hundred dollar bills

“In art and photography, the ‘vanishing point’ is the point at which two lines converge, meeting at the horizon line and suggesting three-dimensional space,” Jeff Lagasse writes over at Healthcare Finance News. “In hospital revenue cycles, the vanishing point is $7,500. That’s the dollar amount at which hospitals have great difficulty collecting patient balances, according to new findings from public accounting, consulting and technology firm Crowe. Beyond $7,500, collectability drops off significantly. Data through calendar year 2021 has uncovered some trends that place greater strains on providers’ ability to collect self-pay patient service revenue. And as sudden operational cost pressures –- including nursing shortages and higher wages -– frustrate hospital financial leaders, an inability to collect all expected revenue further challenges razor-thin operating margins. One of the leading sources of this net revenue challenge is bad debt – write-offs associated with patient balances that are deemed uncollectible after significant efforts by the provider. Whereas most of the bad debt in the past was attributed to uninsured patients, the majority of bad debt now is associated with patients with insurance, the research showed. Self-pay after insurance accounts for almost 58% of bad debt. At the same time that patients without insurance seem to have greater access to charity care, the increased number of high-deductible health plans … has changed the makeup of what it means to have health insurance coverage. For most hospitals, the change just means they have to collect more from the patient. Self-pay-after-insurance patients -– the deductible amount and/or the residual amount due from the patient after insurance payment -– represented nearly 60% of patient bad debt in 2021, a fivefold increase in just three years. … 2021 marked the first time that self-pay-after-insurance accounts were the leading source of bad debt for hospitals. Meanwhile, the proportion of total patient statements with balances of more than $7,500 has more than tripled since 2018, up to 17.7%. Balances greater than $14,000 nearly quadrupled from 4.4% in 2018 to 16.8% in 2021.” Jeff Lagasse, “High out-of-pocket costs are negatively affecting revenue cycles,” Healthcare Finance News.

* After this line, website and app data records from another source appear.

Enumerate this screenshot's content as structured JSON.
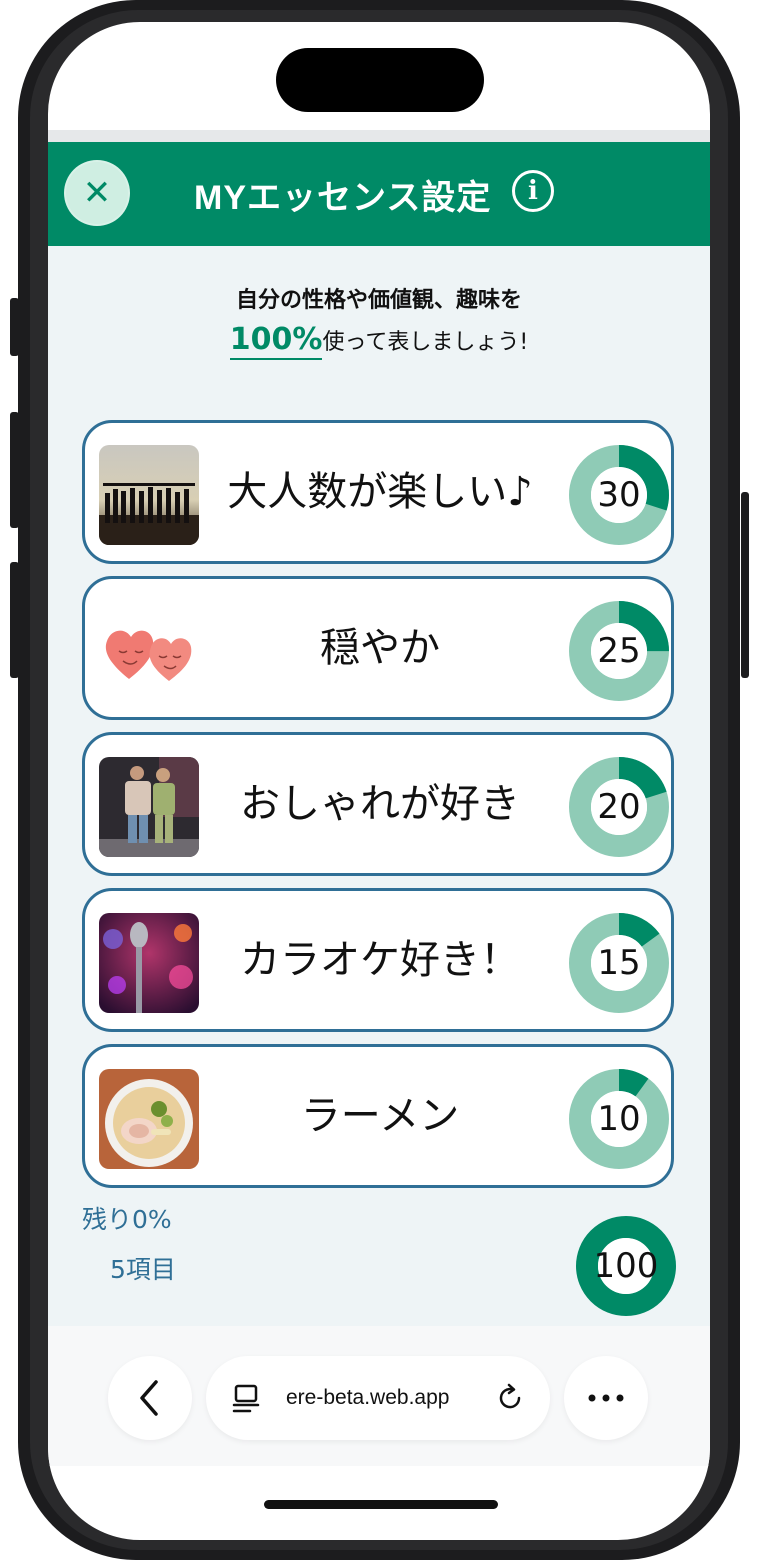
{
  "header": {
    "title": "MYエッセンス設定",
    "close_symbol": "✕",
    "info_symbol": "i"
  },
  "intro": {
    "line1": "自分の性格や価値観、趣味を",
    "percent": "100%",
    "line2_rest": "使って表しましょう!"
  },
  "essences": [
    {
      "label": "大人数が楽しい♪",
      "value": 30,
      "icon": "crowd-sunset-photo"
    },
    {
      "label": "穏やか",
      "value": 25,
      "icon": "smiling-hearts-illustration"
    },
    {
      "label": "おしゃれが好き",
      "value": 20,
      "icon": "fashion-couple-photo"
    },
    {
      "label": "カラオケ好き！",
      "value": 15,
      "icon": "microphone-photo"
    },
    {
      "label": "ラーメン",
      "value": 10,
      "icon": "ramen-bowl-photo"
    }
  ],
  "summary": {
    "remaining": "残り0%",
    "items": "5項目",
    "total": 100
  },
  "browser": {
    "url": "ere-beta.web.app"
  },
  "colors": {
    "header_bg": "#008a66",
    "donut_fill": "#008a66",
    "donut_track": "#8fcbb6",
    "card_border": "#2f6f96",
    "content_bg": "#eef4f6"
  }
}
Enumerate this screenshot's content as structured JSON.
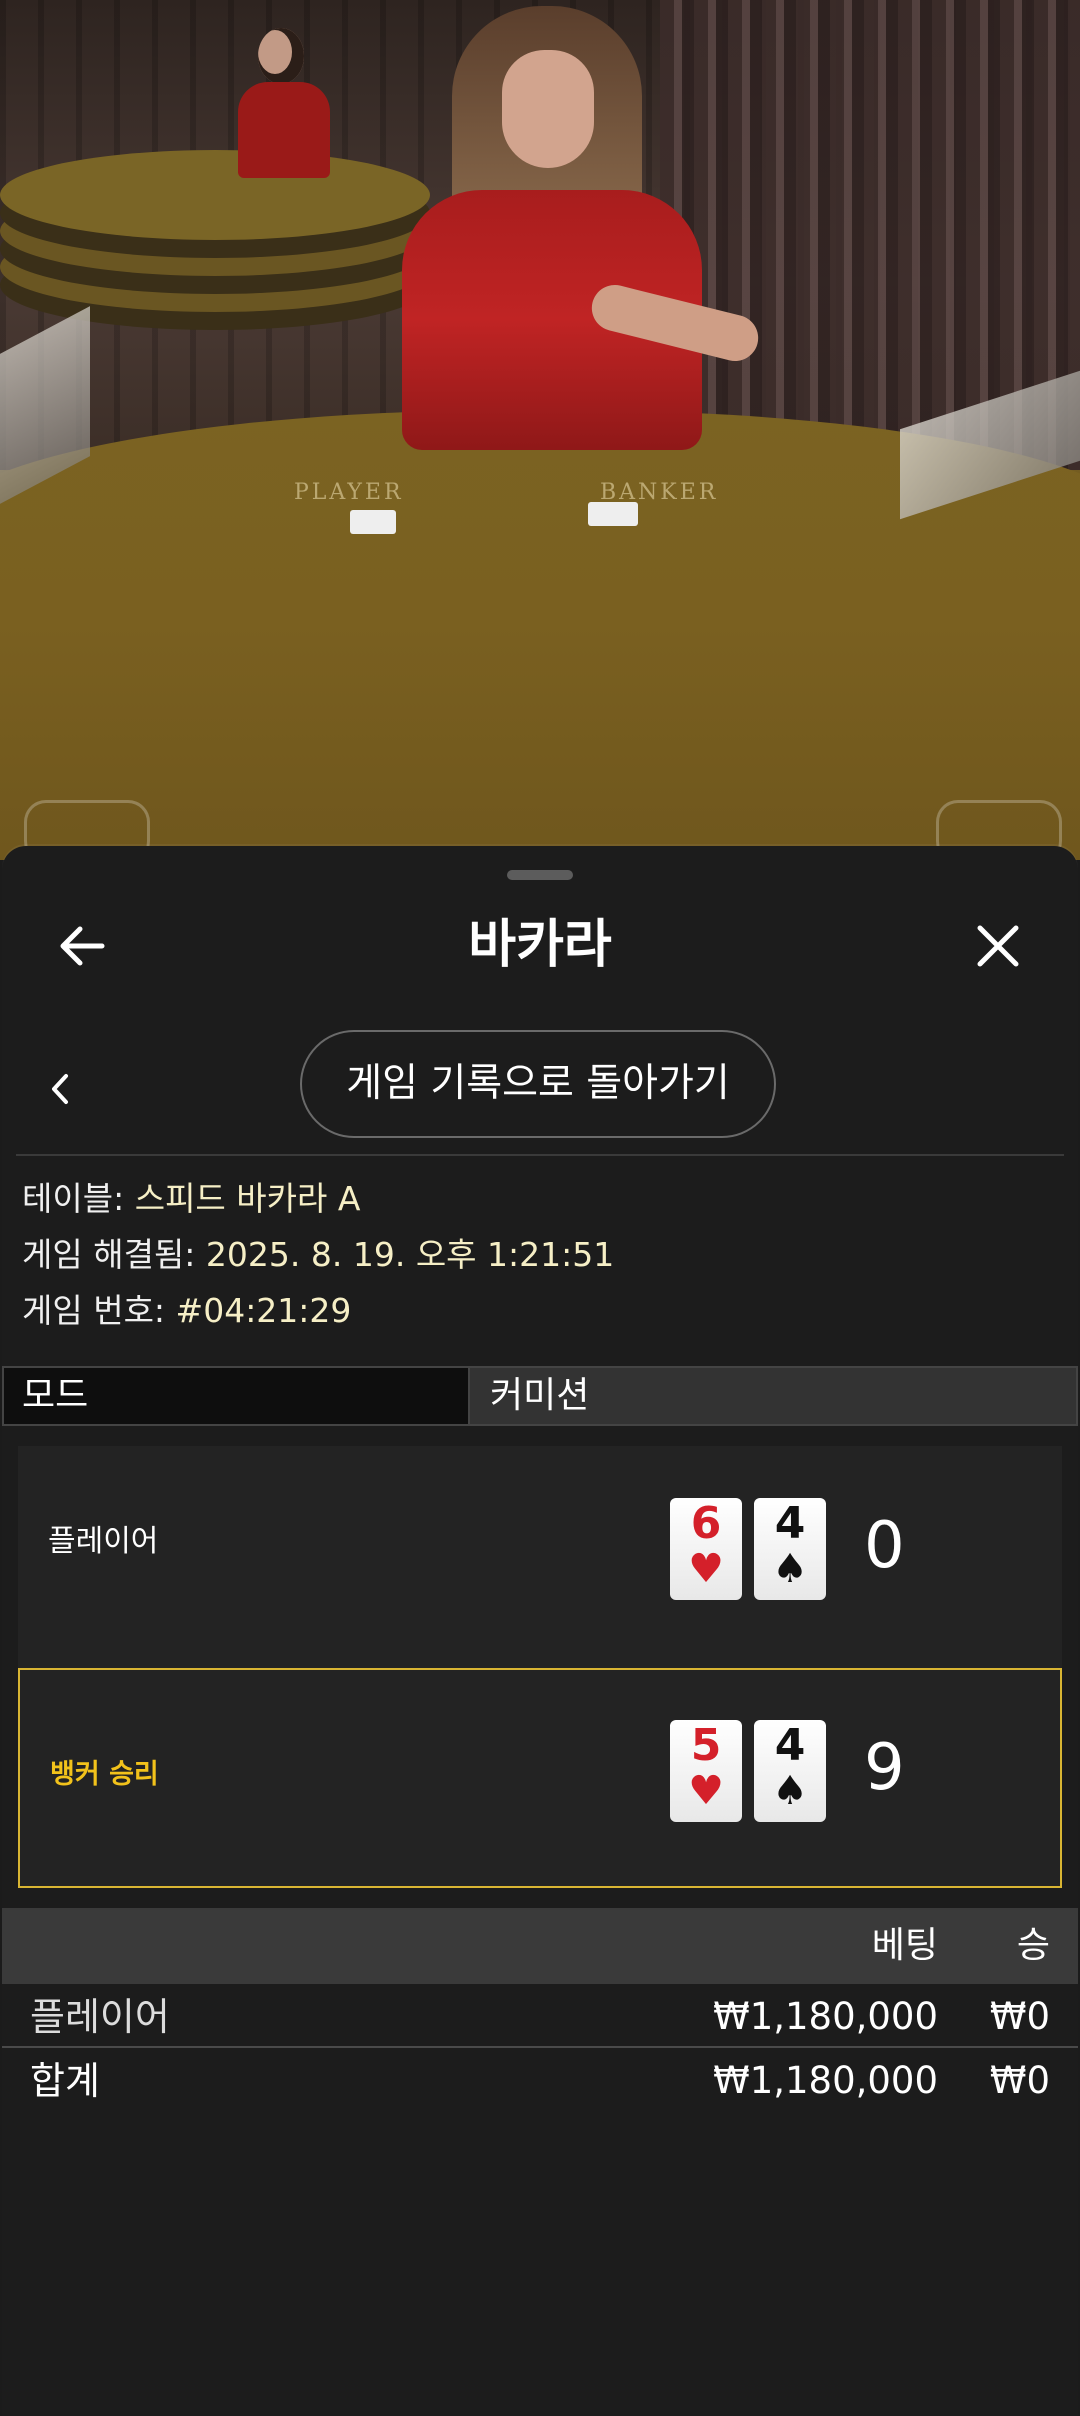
{
  "header": {
    "title": "바카라"
  },
  "history_button": {
    "label": "게임 기록으로 돌아가기"
  },
  "info": {
    "table_label": "테이블: ",
    "table_value": "스피드 바카라 A",
    "resolved_label": "게임 해결됨: ",
    "resolved_value": "2025. 8. 19. 오후 1:21:51",
    "number_label": "게임 번호: ",
    "number_value": "#04:21:29"
  },
  "mode": {
    "left_label": "모드",
    "right_label": "커미션"
  },
  "hands": [
    {
      "label": "플레이어",
      "winner": false,
      "score": "0",
      "cards": [
        {
          "rank": "6",
          "suit": "♥",
          "color": "red"
        },
        {
          "rank": "4",
          "suit": "♠",
          "color": "black"
        }
      ]
    },
    {
      "label": "뱅커 승리",
      "winner": true,
      "score": "9",
      "cards": [
        {
          "rank": "5",
          "suit": "♥",
          "color": "red"
        },
        {
          "rank": "4",
          "suit": "♠",
          "color": "black"
        }
      ]
    }
  ],
  "table": {
    "headers": {
      "bet": "베팅",
      "win": "승"
    },
    "rows": [
      {
        "label": "플레이어",
        "bet": "₩1,180,000",
        "win": "₩0"
      }
    ],
    "total": {
      "label": "합계",
      "bet": "₩1,180,000",
      "win": "₩0"
    }
  },
  "scene": {
    "felt_player": "PLAYER",
    "felt_banker": "BANKER"
  },
  "colors": {
    "accent_win": "#f2c21b",
    "info_value": "#f6efc6",
    "sheet_bg": "#1c1c1c"
  },
  "icons": {
    "back": "arrow-left-icon",
    "close": "close-icon",
    "prev": "chevron-left-icon"
  }
}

Jeanne Pinder

Jeanne Pinder  is the founder and CEO of ClearHealthCosts. She worked at The New York Times for almost 25 years as a reporter, editor and human resources executive, then volunteered for a buyout and founded...